An RMIT PhD candidate has taken away the lucrative $1,500 Tertiary award at the inaugural Footscray Art Prize. But after six years living in Australia, Mohsen Meysami’s work is still heavily inspired by his experiences growing up in Iran during a time of major conflict.
Lasting from 1980 until 1988, the Iran-Iraq war was well underway by the time Mr Meysami, 34, was born in the Iranian city of Yazd.
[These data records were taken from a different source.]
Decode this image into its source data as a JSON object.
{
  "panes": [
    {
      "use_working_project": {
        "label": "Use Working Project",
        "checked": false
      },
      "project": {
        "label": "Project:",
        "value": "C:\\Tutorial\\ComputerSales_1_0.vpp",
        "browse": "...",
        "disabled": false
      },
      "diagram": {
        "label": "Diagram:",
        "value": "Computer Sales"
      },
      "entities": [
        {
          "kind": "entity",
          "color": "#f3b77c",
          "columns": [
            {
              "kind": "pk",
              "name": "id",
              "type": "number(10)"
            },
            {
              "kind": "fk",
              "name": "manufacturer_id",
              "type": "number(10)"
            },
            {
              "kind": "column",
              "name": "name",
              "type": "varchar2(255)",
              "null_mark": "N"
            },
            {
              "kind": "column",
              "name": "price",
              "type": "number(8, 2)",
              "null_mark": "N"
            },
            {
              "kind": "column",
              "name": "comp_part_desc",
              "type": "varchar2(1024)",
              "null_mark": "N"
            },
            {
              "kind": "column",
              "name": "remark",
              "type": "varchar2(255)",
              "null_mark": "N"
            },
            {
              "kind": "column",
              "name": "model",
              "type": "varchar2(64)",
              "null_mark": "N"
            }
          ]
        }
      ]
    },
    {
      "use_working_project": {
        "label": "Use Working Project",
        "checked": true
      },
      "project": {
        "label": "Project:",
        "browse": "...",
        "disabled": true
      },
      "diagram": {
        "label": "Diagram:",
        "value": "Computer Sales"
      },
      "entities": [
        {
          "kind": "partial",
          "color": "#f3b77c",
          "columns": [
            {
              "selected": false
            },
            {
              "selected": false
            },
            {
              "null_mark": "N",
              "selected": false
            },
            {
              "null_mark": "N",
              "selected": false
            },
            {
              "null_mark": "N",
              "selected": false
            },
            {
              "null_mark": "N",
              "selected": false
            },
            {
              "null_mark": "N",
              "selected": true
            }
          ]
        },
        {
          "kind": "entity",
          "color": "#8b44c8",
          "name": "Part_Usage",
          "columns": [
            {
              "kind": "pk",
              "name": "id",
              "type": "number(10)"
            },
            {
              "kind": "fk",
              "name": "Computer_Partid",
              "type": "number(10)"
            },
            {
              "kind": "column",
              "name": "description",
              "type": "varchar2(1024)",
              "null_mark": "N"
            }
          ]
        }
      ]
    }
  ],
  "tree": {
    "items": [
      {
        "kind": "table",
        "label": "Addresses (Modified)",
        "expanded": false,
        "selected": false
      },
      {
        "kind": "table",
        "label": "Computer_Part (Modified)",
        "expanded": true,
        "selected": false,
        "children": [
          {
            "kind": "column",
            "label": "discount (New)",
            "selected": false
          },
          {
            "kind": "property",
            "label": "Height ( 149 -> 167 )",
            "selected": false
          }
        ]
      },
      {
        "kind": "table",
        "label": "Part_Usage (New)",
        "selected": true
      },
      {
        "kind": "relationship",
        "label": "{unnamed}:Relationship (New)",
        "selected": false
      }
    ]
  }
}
The war would leave a permanent mark upon the artist’s life—his father served as a member of Iran’s logistics and support team, while his 15-year-old cousin was killed during the conflict.
Mr Meysami’s prize-winning artwork, ‘Their pain, our gain!’, is part of series in which he used “found” Persian handicrafts to convey an anti-war message.
The title of the artwork refers to the fact that while so many lives have been lost after decades of conflict in the Middle-East, the military industry has become one of the most profitable businesses in the world.
“My art is about recent wars and conflicts in the Middle-East…[but] it is also about our indifference to the people whose lives have been affected by it,” he said.
“If we look more carefully, we will realise that our privileges may be linked to the suffering of others.
“In this work…I tried to visualise this correlation or interdependency of a group of peoples’ profits to another’s misery.”
While ‘Their pain, our gain!’ bears visual elements from traditional Persian art—Mr Meysami was heavily influenced by his uncle, who is also an artist—he has had to adapt his artworks to be more accessible to a Western audience.
“If I was [still] working in Iran…a major part of my art would be calligraphy,” he said.
“But I decided to leave this idea, because I was going to talk to an audience who doesn’t understand that script.
“I look for ways I can communicate with Western people—you have to be always conscious of this, because you might end up making something that doesn’t do what you necessarily wanted it to do.”
Mr Meysami said he was overjoyed to win the Tertiary award at the Footscray Art Prize because this recognition demonstrates his vision has ultimately resonated with a foreign audience.
“When you start a new method there is lots of uncertainty…if you made the right decisions and chose the right materials,” he said.
“I think events such as art awards and exhibitions give opportunities to artists to think about how their art is understood or interpreted once it leaves the studio.
“It gives me confidence that what I’m doing is working.”
Mohsen Meysami’s artwork will be on display at Victoria University’s MetroWest until 24 June 2017.
Catalyst has been the student publication of RMIT University since 1944. We may be older than your parents but we’re still going strong!